In fact, on 8 June, J&K Chief Secretary B.V.R. Subrahmanyam chaired a meeting to take stock of the measures to be put in place to check corruption in various departments.
“The chief secretary, while naming a few departments as highly vulnerable to corruption, urged the departments to promote transparency and accountability, follow model practices and carry out systemic reforms to curb corruption in the governance system,” said a government statement issued the same day.
“Rivalries, confrontations and difference of opinion within a government are normal, but certain precedents that were set during the Malik tenure have caused problems in government functioning,” another senior government official said, adding that while Malik issued controversial statements one after another, Subrahmanyam, in the absence of an elected government, became the all-powerful authority in J&K.
“The tussle between (Malik and Subrahmanyam) became common knowledge. The government machinery was divided into two. There was a campaign in which officials spread the news that the chief secretary would be removed due to the Pulwama attack. But in the end, the chief secretary prevailed and so did the bureaucrats loyal to him,” said a government official.

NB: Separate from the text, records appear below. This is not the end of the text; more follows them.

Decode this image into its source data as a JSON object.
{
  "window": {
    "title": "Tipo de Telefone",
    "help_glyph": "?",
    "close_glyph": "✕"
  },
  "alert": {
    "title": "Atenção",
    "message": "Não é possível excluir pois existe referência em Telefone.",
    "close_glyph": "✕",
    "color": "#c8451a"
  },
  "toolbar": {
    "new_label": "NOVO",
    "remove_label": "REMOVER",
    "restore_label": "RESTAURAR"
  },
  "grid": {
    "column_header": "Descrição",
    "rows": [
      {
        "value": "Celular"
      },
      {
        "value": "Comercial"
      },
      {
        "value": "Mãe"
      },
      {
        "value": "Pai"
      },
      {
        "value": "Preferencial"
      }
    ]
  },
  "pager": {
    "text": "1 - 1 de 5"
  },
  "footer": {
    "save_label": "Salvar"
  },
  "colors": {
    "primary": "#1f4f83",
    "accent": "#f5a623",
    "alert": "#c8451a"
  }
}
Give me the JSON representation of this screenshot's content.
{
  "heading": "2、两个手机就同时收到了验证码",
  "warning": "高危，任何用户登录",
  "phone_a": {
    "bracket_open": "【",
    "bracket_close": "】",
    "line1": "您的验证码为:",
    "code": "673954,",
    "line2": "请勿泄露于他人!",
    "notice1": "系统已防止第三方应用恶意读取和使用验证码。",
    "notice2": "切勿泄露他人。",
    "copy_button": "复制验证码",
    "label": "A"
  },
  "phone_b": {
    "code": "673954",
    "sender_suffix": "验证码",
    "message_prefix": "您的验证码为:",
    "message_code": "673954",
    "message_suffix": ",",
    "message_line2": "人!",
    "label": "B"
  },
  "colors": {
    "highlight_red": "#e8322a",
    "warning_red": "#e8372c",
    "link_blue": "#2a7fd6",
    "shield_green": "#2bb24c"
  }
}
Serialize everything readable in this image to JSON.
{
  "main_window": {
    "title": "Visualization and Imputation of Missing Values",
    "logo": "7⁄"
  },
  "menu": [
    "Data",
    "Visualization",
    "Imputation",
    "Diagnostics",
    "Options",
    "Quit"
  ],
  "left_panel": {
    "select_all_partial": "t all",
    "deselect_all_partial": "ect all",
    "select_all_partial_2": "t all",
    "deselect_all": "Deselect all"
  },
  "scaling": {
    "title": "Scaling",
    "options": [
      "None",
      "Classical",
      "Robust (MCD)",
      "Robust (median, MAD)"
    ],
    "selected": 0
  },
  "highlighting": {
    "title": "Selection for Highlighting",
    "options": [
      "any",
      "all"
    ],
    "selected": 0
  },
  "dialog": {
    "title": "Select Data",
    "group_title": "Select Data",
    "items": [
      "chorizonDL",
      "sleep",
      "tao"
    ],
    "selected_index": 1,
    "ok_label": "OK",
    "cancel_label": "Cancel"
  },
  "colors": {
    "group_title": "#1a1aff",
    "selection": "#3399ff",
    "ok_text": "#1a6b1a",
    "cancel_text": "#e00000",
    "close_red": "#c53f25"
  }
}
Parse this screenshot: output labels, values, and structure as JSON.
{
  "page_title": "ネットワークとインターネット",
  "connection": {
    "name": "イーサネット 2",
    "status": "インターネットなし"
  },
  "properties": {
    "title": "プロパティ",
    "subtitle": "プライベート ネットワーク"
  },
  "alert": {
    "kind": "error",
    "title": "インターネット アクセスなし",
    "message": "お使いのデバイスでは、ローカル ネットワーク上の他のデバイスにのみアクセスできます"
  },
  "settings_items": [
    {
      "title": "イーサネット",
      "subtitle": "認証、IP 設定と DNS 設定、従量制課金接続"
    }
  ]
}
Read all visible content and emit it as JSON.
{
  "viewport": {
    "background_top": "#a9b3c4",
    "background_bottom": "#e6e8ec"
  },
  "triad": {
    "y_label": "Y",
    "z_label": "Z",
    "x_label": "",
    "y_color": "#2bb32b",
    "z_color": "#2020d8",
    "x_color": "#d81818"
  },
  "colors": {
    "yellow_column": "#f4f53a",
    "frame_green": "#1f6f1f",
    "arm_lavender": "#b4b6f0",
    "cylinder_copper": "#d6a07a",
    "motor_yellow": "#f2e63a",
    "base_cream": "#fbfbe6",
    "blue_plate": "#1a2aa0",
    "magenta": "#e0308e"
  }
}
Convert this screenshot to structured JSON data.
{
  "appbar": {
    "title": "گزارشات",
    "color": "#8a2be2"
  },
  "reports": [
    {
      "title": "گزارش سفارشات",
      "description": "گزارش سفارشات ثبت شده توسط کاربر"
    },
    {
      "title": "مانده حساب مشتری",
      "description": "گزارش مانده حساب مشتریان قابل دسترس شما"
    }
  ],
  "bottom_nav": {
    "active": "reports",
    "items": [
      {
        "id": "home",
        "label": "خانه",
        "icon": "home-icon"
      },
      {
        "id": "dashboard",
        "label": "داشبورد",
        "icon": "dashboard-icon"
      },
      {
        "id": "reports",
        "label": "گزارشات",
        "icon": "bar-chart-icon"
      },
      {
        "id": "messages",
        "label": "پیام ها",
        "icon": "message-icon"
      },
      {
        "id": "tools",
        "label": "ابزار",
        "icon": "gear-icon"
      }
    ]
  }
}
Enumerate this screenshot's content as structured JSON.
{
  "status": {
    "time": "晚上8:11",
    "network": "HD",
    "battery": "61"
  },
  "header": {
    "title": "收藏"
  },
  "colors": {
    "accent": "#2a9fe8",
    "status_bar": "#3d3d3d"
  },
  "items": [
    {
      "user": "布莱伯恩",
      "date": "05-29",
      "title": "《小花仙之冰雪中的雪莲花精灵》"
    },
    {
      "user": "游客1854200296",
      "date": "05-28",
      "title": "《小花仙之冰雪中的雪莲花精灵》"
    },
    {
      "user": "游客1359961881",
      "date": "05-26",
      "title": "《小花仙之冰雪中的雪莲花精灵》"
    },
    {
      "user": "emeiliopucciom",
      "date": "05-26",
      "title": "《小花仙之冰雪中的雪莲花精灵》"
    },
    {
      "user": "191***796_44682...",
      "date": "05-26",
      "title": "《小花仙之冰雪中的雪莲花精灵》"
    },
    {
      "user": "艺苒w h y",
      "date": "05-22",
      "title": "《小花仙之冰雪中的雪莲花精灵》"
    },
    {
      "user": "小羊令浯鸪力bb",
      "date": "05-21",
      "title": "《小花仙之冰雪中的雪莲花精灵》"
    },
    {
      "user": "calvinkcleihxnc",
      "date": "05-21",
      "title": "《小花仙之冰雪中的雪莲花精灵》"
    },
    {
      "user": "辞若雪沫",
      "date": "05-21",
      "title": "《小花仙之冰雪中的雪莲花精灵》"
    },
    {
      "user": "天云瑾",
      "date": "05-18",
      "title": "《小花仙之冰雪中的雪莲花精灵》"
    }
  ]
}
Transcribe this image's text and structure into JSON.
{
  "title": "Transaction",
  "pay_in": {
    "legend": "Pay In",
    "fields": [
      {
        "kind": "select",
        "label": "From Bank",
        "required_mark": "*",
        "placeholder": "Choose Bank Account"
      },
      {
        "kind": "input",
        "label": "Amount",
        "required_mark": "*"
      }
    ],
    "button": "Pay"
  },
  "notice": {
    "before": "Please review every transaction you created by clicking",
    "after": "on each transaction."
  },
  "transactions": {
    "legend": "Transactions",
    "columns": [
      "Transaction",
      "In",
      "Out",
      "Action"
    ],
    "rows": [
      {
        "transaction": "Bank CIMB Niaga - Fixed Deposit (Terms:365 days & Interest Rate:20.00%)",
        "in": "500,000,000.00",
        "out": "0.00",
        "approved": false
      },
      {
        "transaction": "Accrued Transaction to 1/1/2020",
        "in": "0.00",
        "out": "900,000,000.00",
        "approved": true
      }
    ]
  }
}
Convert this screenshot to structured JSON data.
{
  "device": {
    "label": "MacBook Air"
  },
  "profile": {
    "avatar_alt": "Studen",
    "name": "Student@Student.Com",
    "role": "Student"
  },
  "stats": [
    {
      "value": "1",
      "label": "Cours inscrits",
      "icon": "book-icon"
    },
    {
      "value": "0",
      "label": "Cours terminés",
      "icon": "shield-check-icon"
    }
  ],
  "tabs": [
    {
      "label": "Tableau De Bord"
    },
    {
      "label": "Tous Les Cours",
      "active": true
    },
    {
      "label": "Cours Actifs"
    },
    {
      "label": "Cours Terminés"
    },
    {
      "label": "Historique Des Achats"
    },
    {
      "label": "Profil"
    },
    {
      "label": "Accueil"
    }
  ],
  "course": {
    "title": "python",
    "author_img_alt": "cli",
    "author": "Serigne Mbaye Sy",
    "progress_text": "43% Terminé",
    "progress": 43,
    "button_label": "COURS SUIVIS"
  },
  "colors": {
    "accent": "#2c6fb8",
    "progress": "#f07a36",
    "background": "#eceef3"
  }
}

“When the new L-G arrived, some in the bureaucracy thought it would be business as usual. The L-G however had different plans,” the official recounted.
“If you see the last few weeks, you will get an idea. A senior commissioner secretary-level IAS officer went on protest leave due to the friction between the warring factions. Now, the officer has been given an important additional charge in the General Administration Department by the L-G. Prior to this, the LG transferred another Kashmiri bureaucrat considered close to the CS. But these tussles are part of the job,” the official further said.
“The new L-G has proven to be more effective than Malik while dealing with red-tapism and infighting. Some believe Malik during the end of his tenure had lost favour in New Delhi and the L-G has a lot of goodwill in New Delhi,” he added.
The official insisted that L-G Murmu’s focus is on policy, not politics.
“It is not that L-G does not, from time to time, get involved in the politics of the region. He met leaders of the Apni Party; its leaders were given accommodation and even offices even before they had registered. But the thrust of his activity remain on policy work,” the official said.
Experts highlight trust deficit
Srinagar-based political analyst Noor Mohammad Baba, however, is sceptical about the Murmu-led administration being much different to Malik’s.
“Both men are seen as Delhi-backed non-elected representatives of the government. We don’t have a democracy in operation; both the men represent Delhi more than Kashmir. People don’t trust them, nor do they identify with them. This is a non-democratic dispensation which has no legitimacy. One man (Malik) started the delegitimisation, the other (Murmu) is continuing the process,” Baba said.
Ibrahim Wani, assistant professor at the Institute of Kashmir Studies at Srinagar’s University of Kashmir, however, said the scrapping of Article 370, which was done using the plank of bringing development to J&K, is yet to provide dividends.
“The period since the L-G has come in has been one of tremendous change and an unprecedented emergency. On both these fronts, the response has been lagging — at least that’s how people see it,” Wani said.
“Also, there is a lack of connection between administration and the people, and there needs to be serious work in this regard. One of the ways it can be done is holding an all-party meeting of all J&K mainstream political parties,” he added.